Defining a good trade should be where a trader planned their trade, traded their plan, and managed their risk — those are all elements they can control. It should NOT be defined by the outcome. 

A bad trade, on the other hand, is where a trader fails to follow their rules and executes trades against their better judgment. This is always going to be a bad trade even if it happens to be profitable. 

This leads to the idea of Random Reinforcement, which is a rarely discussed reason that many traders fail.

Random Reinforcement

As defined by Investopedia, “Random Reinforcement” is:

Using arbitrary events to qualify (or disqualify) a hypothesis or idea; attributing skill or lack of skill to an outcome that is unsystematic in nature; finding support for positive or negative behaviors from outcomes that are inconsistent in nature—like the financial markets.

Markets have a tendency to reward bad habits, while concurrently punishing positive behaviors, especially with a small sample set. Let’s take a theoretical example to display this principle.

Good TradeMeet Bob

Bob wants to leave his job and become a crypto trader. He sets aside some starting capital, follows the markets and the “big names” on Twitter. Upon noticing them talking about an altcoin, he opens the chart, and sees that price is rising fast. He buys, goes to take a shower, returns, and sells for a quick profit. He does this again before lunch and strings together a few successful trades. Bob starts to feel confident that he is a talented trader. 

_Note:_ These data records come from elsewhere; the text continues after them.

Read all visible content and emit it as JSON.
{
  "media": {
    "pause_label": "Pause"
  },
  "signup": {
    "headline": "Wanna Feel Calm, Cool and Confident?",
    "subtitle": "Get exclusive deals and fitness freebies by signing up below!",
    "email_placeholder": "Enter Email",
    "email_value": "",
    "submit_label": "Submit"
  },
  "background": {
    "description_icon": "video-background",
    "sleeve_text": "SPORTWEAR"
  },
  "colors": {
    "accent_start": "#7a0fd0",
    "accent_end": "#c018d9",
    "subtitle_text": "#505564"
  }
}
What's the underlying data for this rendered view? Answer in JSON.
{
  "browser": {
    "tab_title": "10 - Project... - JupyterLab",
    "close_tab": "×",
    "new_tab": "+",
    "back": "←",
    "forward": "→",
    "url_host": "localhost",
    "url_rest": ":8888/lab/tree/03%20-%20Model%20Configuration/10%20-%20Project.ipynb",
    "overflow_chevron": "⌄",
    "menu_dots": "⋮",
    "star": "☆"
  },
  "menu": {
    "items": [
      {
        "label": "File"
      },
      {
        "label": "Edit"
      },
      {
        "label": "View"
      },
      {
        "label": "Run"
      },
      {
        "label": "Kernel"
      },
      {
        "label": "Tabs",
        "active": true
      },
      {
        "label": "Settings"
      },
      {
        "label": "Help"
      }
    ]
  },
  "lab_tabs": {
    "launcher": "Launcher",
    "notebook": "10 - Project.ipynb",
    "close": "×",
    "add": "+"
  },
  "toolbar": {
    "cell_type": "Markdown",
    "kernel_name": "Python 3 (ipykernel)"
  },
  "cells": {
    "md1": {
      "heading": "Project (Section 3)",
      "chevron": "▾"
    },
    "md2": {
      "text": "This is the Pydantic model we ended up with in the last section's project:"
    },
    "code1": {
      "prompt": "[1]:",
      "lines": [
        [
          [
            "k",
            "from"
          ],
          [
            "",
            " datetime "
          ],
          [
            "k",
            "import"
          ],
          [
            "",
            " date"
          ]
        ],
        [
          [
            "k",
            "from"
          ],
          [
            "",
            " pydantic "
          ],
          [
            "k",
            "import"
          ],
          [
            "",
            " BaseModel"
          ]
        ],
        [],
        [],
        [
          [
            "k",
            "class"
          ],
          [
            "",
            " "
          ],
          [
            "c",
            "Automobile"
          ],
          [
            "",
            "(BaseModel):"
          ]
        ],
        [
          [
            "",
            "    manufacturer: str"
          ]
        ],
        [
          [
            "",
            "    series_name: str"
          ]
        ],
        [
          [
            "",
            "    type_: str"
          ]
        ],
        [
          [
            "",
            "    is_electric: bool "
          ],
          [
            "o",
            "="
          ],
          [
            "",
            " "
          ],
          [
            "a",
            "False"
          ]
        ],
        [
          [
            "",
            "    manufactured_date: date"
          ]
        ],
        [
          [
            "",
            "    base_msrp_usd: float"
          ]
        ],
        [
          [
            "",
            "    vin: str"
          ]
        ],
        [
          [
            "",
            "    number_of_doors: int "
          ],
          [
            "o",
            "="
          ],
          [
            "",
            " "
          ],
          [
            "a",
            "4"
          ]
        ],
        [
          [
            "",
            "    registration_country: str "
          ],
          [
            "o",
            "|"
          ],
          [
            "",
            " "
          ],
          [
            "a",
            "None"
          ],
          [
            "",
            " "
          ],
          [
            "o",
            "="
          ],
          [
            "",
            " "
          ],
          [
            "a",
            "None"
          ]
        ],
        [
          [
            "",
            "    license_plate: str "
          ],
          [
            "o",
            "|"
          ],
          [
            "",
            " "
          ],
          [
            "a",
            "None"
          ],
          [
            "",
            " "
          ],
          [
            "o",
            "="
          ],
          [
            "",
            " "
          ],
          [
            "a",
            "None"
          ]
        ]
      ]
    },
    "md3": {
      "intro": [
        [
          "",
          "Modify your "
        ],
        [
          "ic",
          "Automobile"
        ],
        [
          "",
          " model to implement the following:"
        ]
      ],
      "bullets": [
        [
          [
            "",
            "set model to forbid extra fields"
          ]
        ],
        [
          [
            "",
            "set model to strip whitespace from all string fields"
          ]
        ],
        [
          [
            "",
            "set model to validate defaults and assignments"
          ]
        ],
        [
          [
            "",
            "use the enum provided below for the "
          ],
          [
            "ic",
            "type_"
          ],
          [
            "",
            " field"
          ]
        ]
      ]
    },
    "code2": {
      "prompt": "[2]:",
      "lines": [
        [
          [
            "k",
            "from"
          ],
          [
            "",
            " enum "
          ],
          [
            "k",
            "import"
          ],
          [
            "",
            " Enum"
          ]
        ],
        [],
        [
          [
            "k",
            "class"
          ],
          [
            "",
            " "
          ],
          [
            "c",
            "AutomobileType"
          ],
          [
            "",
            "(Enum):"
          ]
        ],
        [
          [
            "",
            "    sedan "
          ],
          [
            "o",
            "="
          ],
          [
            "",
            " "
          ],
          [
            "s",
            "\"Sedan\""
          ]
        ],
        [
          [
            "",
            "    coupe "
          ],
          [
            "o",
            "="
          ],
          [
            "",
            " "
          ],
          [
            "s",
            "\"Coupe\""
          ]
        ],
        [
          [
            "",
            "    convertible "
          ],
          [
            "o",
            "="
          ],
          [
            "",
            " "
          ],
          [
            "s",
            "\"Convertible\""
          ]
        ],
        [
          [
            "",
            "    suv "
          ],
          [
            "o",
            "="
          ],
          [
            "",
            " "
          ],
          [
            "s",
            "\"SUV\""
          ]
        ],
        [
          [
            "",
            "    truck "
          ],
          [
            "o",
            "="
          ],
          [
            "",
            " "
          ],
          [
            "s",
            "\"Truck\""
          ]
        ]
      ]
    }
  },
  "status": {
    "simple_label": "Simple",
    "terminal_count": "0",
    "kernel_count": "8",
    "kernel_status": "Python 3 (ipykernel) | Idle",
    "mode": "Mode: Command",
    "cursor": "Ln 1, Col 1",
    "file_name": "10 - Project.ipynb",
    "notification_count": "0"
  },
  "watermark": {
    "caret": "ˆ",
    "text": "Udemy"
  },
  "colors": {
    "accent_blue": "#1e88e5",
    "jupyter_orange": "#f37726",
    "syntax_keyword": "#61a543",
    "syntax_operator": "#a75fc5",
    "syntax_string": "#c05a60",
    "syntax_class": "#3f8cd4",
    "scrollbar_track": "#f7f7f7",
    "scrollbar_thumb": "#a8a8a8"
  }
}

So what is the problem? Bob is trading without a system or a plan and is being fooled into believing that a successful outcome on a few random trades is indicative of likely success moving forward. The market has rewarded his bad behavior. We know how this story ends — Bob continues to make impulsive trades and eventually loses his capital. 

Running CrazySucked In

There is a flip side to this coin. Let’s say that Bob learns his lesson and spends months developing a trading plan, complete with risk management, proper portfolio allocations, and trading rules. 

He identifies a trading opportunity that fits, takes the perfect entry, and… stops out of his trade. He tries again. And again. He loses 7 times in a row. The market is punishing Bob for his good behavior. Bob starts to doubt his system and takes a high-risk trade that violates his system — and is successful. To his surprise, he tries this a second time and also makes money. Bob is now back to square one, trading without a system because the market has rewarded his bad behavior.

Through random reinforcement, the market has re-conditioned the way Bob approaches trading by distracting him away from his trading plan. He has allowed himself to be manipulated into an impulsive, high-risk, revenge-based trading approach. 

Defining a Good Trade and Random ReinformcentIt’s All About Control

Even if Bob makes money in the latter scenario, he has still taken a BAD TRADE.

The bottom line? Judge yourself by your process, not the results – you cannot control what price does after you take a trade. Defining a good trade comes down to how you handled what was in your control, not what was out of your control.

If you are ready to begin trading, start by learning the basics of RSI and Divergences.